Principled Practices at Work: Pedagogy

I try to keep “curriculum” and “pedagogy” separate when I discuss what I do in the classroom: it makes things a little easier to follow for someone who isn’t familiar with how I teach.  But, obviously, pedagogy and curriculum influence one another pretty heavily, and so you’ll see a great many traces of curriculum at work in my description of pedagogy, and vice versa.

My pedagogy has five components to it: foregrounding student language; having multiple means of participation; frequent, small-group discussions; mobilized feedback; and curated artifacts.  These five components of my pedagogy mobilize the curricula I teach through my teaching principles.

Foregrounding Student Language

As you can see in my curricular practices, generating language is important for the classes that I teach.  In terms of pedagogy, this means that I engage in daily work to foreground student language in our discussions.  This has a couple of different “looks” to it, and can be anything from avoiding appropriating students’ words to making sure that we have a shared document of student writing to work from when we are engaged in the work of the class.

Multiple Means of Participation

Participation is important—as Inoue (2019) points out, you can’t learn without labor, and that labor will always have some impact on the classroom.  But not all students like to speak to the class as a whole.  Not all students like to speak in small groups.  Not all students like to share their writing publicly.

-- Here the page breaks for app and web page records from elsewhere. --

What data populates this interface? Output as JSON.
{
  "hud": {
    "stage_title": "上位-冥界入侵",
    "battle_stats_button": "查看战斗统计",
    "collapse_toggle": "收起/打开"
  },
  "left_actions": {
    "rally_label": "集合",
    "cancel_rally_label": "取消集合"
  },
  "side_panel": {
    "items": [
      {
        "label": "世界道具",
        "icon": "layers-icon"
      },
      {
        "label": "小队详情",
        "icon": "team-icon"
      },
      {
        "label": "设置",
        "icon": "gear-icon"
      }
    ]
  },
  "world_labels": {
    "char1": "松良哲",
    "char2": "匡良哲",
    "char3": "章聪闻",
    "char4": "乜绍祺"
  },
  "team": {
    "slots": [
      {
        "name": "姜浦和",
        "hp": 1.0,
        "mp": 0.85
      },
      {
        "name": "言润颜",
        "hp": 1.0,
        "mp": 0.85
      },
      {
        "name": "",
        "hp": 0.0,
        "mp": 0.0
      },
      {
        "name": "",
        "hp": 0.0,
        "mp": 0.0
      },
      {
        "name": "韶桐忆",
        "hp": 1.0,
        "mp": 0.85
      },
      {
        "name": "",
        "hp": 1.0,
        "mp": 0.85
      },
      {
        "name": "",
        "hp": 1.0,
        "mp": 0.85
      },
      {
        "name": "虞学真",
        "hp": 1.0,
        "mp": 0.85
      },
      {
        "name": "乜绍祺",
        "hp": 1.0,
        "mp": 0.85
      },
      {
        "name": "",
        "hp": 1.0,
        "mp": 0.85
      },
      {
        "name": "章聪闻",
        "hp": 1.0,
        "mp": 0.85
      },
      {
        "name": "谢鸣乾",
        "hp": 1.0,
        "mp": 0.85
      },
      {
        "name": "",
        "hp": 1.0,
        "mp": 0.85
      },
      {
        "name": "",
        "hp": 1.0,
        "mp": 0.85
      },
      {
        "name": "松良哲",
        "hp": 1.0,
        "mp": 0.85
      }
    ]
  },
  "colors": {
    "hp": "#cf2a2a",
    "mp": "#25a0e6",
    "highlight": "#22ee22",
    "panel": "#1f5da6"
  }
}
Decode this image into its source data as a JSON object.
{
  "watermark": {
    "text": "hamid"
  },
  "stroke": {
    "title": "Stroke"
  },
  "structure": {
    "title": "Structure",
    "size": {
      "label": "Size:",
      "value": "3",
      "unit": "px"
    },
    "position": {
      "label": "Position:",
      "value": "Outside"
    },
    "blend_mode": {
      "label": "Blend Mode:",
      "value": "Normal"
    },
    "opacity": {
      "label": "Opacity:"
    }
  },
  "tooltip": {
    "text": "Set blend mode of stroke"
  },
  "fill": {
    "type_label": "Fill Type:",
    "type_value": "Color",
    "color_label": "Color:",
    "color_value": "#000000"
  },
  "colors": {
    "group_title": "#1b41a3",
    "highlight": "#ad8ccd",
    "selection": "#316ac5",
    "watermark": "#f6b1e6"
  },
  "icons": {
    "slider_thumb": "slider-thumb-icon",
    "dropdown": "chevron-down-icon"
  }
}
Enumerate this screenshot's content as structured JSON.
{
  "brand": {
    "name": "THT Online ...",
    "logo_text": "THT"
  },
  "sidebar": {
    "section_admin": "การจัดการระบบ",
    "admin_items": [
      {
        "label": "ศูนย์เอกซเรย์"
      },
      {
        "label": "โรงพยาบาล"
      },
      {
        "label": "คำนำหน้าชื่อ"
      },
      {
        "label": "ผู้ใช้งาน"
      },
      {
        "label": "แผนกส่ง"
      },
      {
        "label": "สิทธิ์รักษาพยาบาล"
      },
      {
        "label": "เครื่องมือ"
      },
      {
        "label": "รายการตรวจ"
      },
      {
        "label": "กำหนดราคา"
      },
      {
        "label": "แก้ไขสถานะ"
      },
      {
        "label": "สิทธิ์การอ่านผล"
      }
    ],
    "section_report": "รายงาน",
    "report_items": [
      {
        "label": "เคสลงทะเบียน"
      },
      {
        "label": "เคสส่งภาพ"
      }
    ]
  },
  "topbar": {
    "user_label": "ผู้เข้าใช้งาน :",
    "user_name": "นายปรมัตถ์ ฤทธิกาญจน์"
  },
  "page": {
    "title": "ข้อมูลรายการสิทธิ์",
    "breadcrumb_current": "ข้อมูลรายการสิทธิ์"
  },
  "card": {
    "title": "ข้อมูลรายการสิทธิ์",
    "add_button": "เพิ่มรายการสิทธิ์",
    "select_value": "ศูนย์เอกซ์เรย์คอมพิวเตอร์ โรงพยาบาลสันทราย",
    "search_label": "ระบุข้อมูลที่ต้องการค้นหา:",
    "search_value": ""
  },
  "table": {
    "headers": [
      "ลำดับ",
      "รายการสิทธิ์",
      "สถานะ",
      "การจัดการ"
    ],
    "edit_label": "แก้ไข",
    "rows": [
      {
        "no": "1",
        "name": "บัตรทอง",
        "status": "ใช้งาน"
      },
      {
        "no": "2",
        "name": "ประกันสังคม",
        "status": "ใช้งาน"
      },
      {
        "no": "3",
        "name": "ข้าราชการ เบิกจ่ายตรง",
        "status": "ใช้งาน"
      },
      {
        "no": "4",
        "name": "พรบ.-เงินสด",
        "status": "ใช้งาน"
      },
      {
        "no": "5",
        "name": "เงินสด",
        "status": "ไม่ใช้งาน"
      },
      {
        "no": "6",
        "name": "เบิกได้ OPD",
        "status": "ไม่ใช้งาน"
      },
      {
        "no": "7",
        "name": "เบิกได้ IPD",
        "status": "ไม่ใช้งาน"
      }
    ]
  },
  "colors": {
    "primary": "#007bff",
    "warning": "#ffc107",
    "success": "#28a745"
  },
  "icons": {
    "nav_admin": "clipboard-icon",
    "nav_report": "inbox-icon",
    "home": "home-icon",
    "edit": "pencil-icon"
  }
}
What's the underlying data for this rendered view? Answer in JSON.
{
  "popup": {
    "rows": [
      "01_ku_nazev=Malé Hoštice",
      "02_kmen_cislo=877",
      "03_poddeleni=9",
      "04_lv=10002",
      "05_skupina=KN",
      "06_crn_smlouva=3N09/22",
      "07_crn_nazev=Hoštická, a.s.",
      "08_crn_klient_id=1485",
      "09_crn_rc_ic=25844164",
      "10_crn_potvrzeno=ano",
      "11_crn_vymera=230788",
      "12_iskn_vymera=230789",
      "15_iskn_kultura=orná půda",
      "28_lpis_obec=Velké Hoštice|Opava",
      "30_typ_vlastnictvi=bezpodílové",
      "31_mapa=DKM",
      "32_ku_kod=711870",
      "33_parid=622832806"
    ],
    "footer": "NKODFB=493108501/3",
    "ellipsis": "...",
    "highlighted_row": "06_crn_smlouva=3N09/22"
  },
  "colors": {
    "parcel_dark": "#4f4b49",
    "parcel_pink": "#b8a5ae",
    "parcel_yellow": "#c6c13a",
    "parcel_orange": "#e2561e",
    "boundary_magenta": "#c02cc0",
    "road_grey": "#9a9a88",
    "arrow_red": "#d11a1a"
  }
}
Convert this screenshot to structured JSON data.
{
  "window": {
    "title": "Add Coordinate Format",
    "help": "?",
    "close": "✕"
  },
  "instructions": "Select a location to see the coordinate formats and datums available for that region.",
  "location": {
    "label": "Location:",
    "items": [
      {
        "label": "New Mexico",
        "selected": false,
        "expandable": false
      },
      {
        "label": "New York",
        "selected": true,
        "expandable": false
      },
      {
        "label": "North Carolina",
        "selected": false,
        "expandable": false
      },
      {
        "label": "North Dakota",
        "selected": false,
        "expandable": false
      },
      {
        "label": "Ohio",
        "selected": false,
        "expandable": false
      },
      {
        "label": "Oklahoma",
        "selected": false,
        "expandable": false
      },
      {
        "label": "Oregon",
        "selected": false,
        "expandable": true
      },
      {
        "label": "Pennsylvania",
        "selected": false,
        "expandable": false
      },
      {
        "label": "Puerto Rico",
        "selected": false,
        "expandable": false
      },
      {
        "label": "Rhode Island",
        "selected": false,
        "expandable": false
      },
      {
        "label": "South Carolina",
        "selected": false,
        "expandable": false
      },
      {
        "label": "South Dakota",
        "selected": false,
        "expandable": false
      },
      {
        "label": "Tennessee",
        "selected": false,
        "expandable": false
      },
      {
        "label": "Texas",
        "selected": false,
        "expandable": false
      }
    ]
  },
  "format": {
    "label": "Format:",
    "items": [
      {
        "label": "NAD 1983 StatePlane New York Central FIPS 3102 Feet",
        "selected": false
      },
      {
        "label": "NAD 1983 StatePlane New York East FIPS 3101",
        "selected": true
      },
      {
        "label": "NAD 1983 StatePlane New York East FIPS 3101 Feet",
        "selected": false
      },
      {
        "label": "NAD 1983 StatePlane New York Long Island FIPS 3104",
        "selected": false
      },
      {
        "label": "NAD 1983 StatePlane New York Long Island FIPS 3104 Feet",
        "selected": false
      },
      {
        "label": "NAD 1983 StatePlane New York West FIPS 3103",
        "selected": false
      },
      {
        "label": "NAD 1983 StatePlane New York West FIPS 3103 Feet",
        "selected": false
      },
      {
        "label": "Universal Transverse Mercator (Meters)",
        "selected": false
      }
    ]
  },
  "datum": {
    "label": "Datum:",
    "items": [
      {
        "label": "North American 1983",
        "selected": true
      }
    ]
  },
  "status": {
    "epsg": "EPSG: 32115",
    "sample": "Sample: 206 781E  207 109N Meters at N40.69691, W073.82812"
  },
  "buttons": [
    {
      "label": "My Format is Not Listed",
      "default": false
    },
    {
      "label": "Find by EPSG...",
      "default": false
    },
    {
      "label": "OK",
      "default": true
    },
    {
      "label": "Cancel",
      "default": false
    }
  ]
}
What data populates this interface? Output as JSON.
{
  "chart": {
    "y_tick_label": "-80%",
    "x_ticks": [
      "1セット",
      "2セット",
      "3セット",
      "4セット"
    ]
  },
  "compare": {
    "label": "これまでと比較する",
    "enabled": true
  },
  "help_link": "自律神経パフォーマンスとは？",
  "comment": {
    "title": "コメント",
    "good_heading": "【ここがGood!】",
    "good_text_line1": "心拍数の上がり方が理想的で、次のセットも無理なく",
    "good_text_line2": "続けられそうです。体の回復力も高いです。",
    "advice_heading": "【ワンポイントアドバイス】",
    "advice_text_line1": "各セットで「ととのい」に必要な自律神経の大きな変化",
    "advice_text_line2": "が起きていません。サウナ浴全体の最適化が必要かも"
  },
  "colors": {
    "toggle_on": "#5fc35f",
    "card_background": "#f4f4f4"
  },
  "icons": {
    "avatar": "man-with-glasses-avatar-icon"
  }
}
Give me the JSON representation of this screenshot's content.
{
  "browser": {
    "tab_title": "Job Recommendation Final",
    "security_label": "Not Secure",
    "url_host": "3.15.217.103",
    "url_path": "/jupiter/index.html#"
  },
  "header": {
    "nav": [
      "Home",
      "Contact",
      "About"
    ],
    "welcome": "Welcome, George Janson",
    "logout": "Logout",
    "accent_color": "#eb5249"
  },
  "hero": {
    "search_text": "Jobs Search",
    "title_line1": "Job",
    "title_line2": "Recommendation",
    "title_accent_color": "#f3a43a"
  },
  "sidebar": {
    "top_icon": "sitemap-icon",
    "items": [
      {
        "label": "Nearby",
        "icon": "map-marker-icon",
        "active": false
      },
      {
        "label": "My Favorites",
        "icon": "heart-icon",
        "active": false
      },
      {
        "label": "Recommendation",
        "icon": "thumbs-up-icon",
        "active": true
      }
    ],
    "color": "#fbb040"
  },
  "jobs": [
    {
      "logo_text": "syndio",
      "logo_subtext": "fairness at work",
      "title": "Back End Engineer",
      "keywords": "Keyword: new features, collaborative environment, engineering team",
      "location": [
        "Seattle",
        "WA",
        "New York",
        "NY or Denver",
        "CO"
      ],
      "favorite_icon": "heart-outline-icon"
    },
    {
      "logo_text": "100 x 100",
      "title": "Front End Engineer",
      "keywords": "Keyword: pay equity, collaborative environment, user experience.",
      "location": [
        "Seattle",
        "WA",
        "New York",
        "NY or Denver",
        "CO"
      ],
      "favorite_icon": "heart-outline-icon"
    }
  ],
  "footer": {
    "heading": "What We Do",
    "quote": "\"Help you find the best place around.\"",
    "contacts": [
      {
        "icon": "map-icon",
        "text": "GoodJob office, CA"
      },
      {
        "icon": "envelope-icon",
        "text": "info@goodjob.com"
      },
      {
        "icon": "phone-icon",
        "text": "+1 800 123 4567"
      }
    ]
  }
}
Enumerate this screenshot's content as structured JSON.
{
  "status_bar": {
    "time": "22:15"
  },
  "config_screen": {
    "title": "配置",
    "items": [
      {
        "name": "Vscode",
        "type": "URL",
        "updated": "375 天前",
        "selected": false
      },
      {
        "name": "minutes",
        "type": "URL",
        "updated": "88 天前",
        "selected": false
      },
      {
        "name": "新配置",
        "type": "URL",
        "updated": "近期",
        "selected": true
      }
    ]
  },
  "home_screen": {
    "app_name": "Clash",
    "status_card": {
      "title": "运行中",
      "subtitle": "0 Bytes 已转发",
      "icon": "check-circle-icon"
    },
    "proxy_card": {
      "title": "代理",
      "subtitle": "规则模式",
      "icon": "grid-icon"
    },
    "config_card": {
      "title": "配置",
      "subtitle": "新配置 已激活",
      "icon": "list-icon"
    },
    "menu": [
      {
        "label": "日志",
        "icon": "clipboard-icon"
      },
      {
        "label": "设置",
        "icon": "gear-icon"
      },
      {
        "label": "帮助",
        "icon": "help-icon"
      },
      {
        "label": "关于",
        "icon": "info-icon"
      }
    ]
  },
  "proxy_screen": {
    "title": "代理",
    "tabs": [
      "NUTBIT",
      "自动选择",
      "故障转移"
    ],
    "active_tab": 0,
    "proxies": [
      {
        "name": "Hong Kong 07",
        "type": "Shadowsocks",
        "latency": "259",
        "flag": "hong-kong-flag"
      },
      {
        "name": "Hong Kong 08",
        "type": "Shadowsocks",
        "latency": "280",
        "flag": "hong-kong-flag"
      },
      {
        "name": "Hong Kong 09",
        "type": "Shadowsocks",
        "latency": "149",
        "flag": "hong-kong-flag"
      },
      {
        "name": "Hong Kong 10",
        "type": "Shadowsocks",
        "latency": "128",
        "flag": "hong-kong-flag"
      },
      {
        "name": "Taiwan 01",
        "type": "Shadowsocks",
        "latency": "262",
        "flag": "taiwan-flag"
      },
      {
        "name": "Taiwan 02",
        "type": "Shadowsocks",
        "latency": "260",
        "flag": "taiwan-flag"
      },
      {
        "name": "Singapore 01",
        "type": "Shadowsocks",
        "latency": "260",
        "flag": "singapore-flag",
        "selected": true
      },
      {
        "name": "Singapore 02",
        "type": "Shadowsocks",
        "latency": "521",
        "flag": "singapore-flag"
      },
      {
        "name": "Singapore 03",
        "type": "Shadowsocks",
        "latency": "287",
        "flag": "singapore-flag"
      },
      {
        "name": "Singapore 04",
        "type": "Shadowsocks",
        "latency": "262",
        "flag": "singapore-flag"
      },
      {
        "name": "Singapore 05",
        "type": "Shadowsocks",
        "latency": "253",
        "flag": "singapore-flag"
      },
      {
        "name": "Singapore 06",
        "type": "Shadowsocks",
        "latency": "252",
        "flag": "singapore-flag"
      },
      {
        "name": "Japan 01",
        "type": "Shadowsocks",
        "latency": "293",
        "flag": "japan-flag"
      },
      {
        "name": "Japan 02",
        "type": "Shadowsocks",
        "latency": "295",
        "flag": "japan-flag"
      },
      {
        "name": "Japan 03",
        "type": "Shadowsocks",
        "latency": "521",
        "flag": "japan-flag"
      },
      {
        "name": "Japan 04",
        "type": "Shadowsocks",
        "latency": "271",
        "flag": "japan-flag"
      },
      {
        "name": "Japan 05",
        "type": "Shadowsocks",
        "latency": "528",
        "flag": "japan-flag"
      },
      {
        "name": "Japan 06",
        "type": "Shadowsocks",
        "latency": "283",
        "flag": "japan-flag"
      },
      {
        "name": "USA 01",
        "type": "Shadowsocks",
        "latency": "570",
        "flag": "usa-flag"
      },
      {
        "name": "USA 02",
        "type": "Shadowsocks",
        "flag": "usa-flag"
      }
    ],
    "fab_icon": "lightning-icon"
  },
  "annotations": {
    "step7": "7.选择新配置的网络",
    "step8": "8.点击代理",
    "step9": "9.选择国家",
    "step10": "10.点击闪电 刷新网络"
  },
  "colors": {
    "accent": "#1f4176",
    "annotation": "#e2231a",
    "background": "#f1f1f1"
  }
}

With enough options, however, I can make sure that students have a chance to have their say in the classroom.  It might be infrequent.  It might be just a note or a sentence here or there on a document, or a comment on the board, but it will still be there.  And with that means of participation can come the important developmental moments that students need.

In any given class, then, students will have the following means of participating:

  • Anonymous samples of texts that they’ve written and submitted before class;
  • Writing comments and thoughts in a shared Google Doc, or on the board;
  • Participating in small group work (2-5 students) at least once;
  • Participating in a large group discussion at least once;
  • Adding to the notes and documents after class; and
  • Writing up events from our meeting in an email to the class.

With so many opportunities to participate, then, students can both participate in ways that they are comfortable with and take chances outside of their comfort zone when they are ready.

Frequent, Small Group Discussions

Though I use a wide range of classroom activities, small group discussions are at the heart of my pedagogy.  It’s in these small groups that the key insights, the central aspects of our goal in any given class meeting, emerge.  Often, the design of my classes lead students into and then back out of the central activity of small group work.

These group discussions are sometimes planned out in advance (in any given class, at least one of them is) and sometimes a response to the flow of our other class activities.  So, if I decide that students need some time to think about a particular aspect of a problem we are working on, I’ll pose a question to them, give them time to write about it, and then give them time to talk about it in a small group before we get back to a whole class discussion.

I’ve come to embrace the idea of frequent, small group discussions largely because of their flexibility.  The duration of the discussion, the size of the group, the questions discussed, the outcomes we are aiming for can all vary widely, but I can also have some specific procedures for how to move into and out of small group work that creates efficient use of class time within that variety.

Mobilizing Feedback

Far too often, I see teacher feedback being disconnected from the work of the classroom.  It’s like the student is writing a paper (and receiving a grade and feedback on that paper) in parallel with the rest of the course: the paper and the class activity never seem to meet.  And, if they do, the connection is indirect.

I aim to help students to mobilize their feedback in preparation for the next assignment or the next activity.  Here’s the pattern to how this often works:

  1. Students complete an assignment and submit it a day or so before our next class meeting (time enough for me to respond to it.
  2. I respond to the feedback electronically (my go-to for the past few years has been through Google Classroom) and hit the “return” button before class starts.
  3. At the start of class, I give students an overview of what we’ll be doing today.  Then I give them several minutes to read my feedback and do some writing about how they can bring those comments to bear on the work we’re about to do.
  4. At the end of class, I give them another few minutes to think about how they could take my feedback and the work they did on it into their next assignment.

This is a pretty generalized pattern, of course, and there’s a fair amount of variation that goes into it.  But you can see, in even in such a generalized pattern, how my feedback pulls students into the next activity and assignment.